In the early ‘90s, Whitacre was an executive at Archer Daniels Midland, a food distribution company that specializes in raw ingredients such as sweeteners, grains and oils.
Whitacre said that shortly after joining the company, he learned that many of the senior executives were price-fixing, or illegally partnering with other companies to drive up the prices of goods and services.
Before long, Whitacre was drawn into the price-fixing scam. He said he convinced himself that it was OK because no one else seemed to think it was wrong.
“The path I was taking was rationalizing,” he said. “Fraudsters can’t look themselves in the mirror and admit they do fraud. They rationalize it to themselves.”
Whitacre said he had known about the price fixing for about seven months when FBI agents arrived at ADM offices.
Ironically, the agents were there to help the company with a security issue, not investigate any wrongdoing. However, their presence made Whitacre anxious, so he discussed the situation with his wife, Ginger.
Within an hour she convinced him to contact the FBI agents and confess.
Whitacre said the agents agreed not to prosecute him if he helped them build a case against the other executives, so from 1992 until 1995, he lived a double life as an FBI informant.
Before work, Whitacre would visit his FBI handlers so they could outfit him with hidden tape recorders and then go to ADM and conduct business as usual.
A few times a week, he would meet the agents after work and give them the tapes that would eventually be used to prosecute his friends and co-workers.

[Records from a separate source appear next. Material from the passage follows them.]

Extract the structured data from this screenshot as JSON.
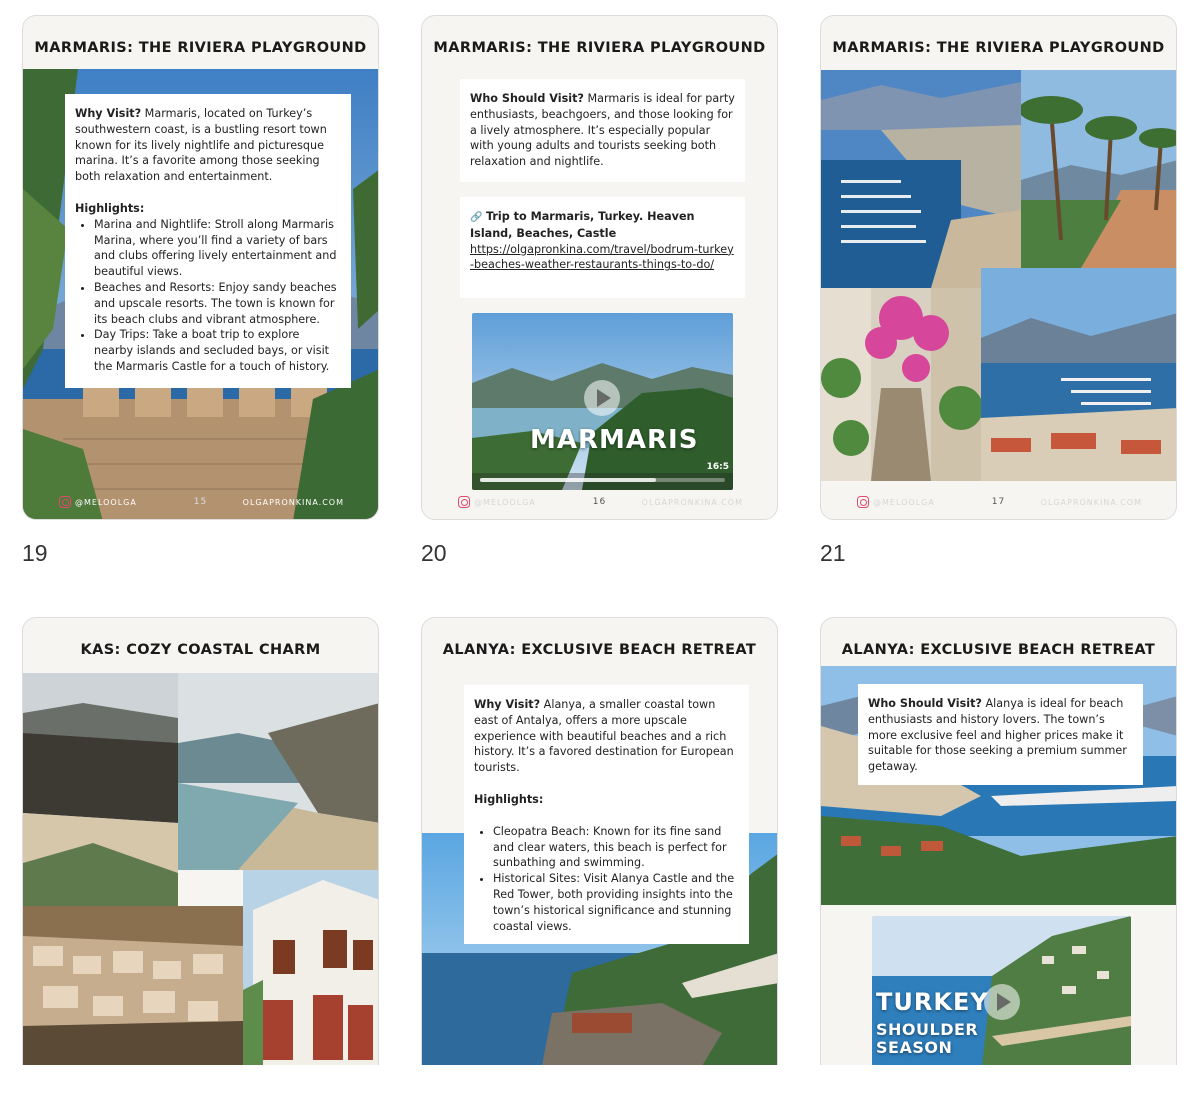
{
  "pages": [
    {
      "number": "19",
      "title": "MARMARIS: THE RIVIERA PLAYGROUND",
      "why_label": "Why Visit?",
      "why_text": " Marmaris, located on Turkey’s southwestern coast, is a bustling resort town known for its lively nightlife and picturesque marina. It’s a favorite among those seeking both relaxation and entertainment.",
      "highlights_label": "Highlights:",
      "highlights": [
        "Marina and Nightlife: Stroll along Marmaris Marina, where you’ll find a variety of bars and clubs offering lively entertainment and beautiful views.",
        "Beaches and Resorts: Enjoy sandy beaches and upscale resorts. The town is known for its beach clubs and vibrant atmosphere.",
        "Day Trips: Take a boat trip to explore nearby islands and secluded bays, or visit the Marmaris Castle for a touch of history."
      ],
      "footer_handle": "@MELOOLGA",
      "footer_num": "15",
      "footer_site": "OLGAPRONKINA.COM"
    },
    {
      "number": "20",
      "title": "MARMARIS: THE RIVIERA PLAYGROUND",
      "who_label": "Who Should Visit?",
      "who_text": " Marmaris is ideal for party enthusiasts, beachgoers, and those looking for a lively atmosphere. It’s especially popular with young adults and tourists seeking both relaxation and nightlife.",
      "link_icon": "🔗",
      "link_title": "Trip to Marmaris, Turkey. Heaven Island, Beaches, Castle",
      "link_url": "https://olgapronkina.com/travel/bodrum-turkey-beaches-weather-restaurants-things-to-do/",
      "video_caption": "MARMARIS",
      "video_duration": "16:5",
      "video_progress": 0.72,
      "footer_handle": "@MELOOLGA",
      "footer_num": "16",
      "footer_site": "OLGAPRONKINA.COM"
    },
    {
      "number": "21",
      "title": "MARMARIS: THE RIVIERA PLAYGROUND",
      "footer_handle": "@MELOOLGA",
      "footer_num": "17",
      "footer_site": "OLGAPRONKINA.COM"
    },
    {
      "title": "KAS: COZY COASTAL CHARM"
    },
    {
      "title": "ALANYA: EXCLUSIVE BEACH RETREAT",
      "why_label": "Why Visit?",
      "why_text": " Alanya, a smaller coastal town east of Antalya, offers a more upscale experience with beautiful beaches and a rich history. It’s a favored destination for European tourists.",
      "highlights_label": "Highlights:",
      "highlights": [
        "Cleopatra Beach: Known for its fine sand and clear waters, this beach is perfect for sunbathing and swimming.",
        "Historical Sites: Visit Alanya Castle and the Red Tower, both providing insights into the town’s historical significance and stunning coastal views."
      ]
    },
    {
      "title": "ALANYA: EXCLUSIVE BEACH RETREAT",
      "who_label": "Who Should Visit?",
      "who_text": " Alanya is ideal for beach enthusiasts and history lovers. The town’s more exclusive feel and higher prices make it suitable for those seeking a premium summer getaway.",
      "video_caption_1": "TURKEY",
      "video_caption_2": "SHOULDER",
      "video_caption_3": "SEASON"
    }
  ]
}
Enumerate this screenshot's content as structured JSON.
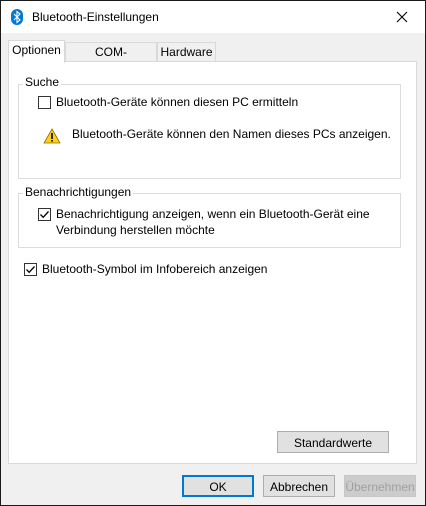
{
  "window": {
    "title": "Bluetooth-Einstellungen",
    "close_glyph": "✕",
    "accent": "#0078d7"
  },
  "tabs": [
    {
      "label": "Optionen",
      "active": true
    },
    {
      "label": "COM-Anschlüsse",
      "active": false
    },
    {
      "label": "Hardware",
      "active": false
    }
  ],
  "search_group": {
    "label": "Suche",
    "discover_checkbox": {
      "label": "Bluetooth-Geräte können diesen PC ermitteln",
      "checked": false
    },
    "warning_text": "Bluetooth-Geräte können den Namen dieses PCs anzeigen."
  },
  "notifications_group": {
    "label": "Benachrichtigungen",
    "notify_checkbox": {
      "label_line1": "Benachrichtigung anzeigen, wenn ein Bluetooth-Gerät eine",
      "label_line2": "Verbindung herstellen möchte",
      "checked": true
    }
  },
  "tray_checkbox": {
    "label": "Bluetooth-Symbol im Infobereich anzeigen",
    "checked": true
  },
  "buttons": {
    "defaults": "Standardwerte",
    "ok": "OK",
    "cancel": "Abbrechen",
    "apply": "Übernehmen"
  }
}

“I had two jobs,” he said in the presentation. “I would build the company up by day and tear it down at night.”
Whitacre said the stress of the situation took a heavy toll on him mentally, but through it all, his main motivation was greed. He imagined that after the FBI cleaned house, he would continue his ascent up the company ladder and eventually become the president of ADM.
He had been wearing the wire for two years when a conversation with Ginger helped him realize that he had no future with the company once he was revealed to be a whistle-blower.
Whitacre said he began to wonder if anyone would ever hire him again and how he would pay for his expensive home and cars. He said he then decided that since everyone else at ADM was stealing, he should just take the money he needed.
Whitacre began sending fake invoices to ADM, and then writing checks to cover the invoices and cashing them himself.
He said he eventually stole the equivalent of three years’ salary, $9 million.
“I thought that would get me back on my feet, and I would be able to live at the same standard of living that I felt like I deserved,” he said in his presentation.
Whitacre said that decision ultimately derailed his life. His thefts were discovered during the price-fixing trial, and he lost his immunity from prosecution. Whitacre spent eight years and eight months in federal prisons, including a stint at Saufley Field in Pensacola.
Whitacre said that his family stayed by his side throughout his entire prison sentence, and their understanding helped him realize there is more to life than material things.
“It’s amazing they’ve forgiven me,” he said. “It took me going to prison to really listen and get to know them.”
Since being released from prison in 2006, Whitacre has become the chief operating officer and president of operations for Cypress Systems, a biotechnology company in California. His experiences wearing the wire were the subject of the 2009 film, “The Informant,” starring Matt Damon as Whitacre.
Whitacre said that he is using his freedom to teach ethics and social responsibility in the business world.
“My objective is that you leave here today with more passion than you’ve ever had in your life to do the right thing,” Whitacre said to the crowd.
Whitacre’s visit was sponsored by the College of Business, and many business students were on hand to hear his message.
Kenny Gray, a junior pursuing a B.S.B.A in management, said he got the message loud and clear.
“Always make the right decision, or it can cost you a lot more than you think,” Gray said.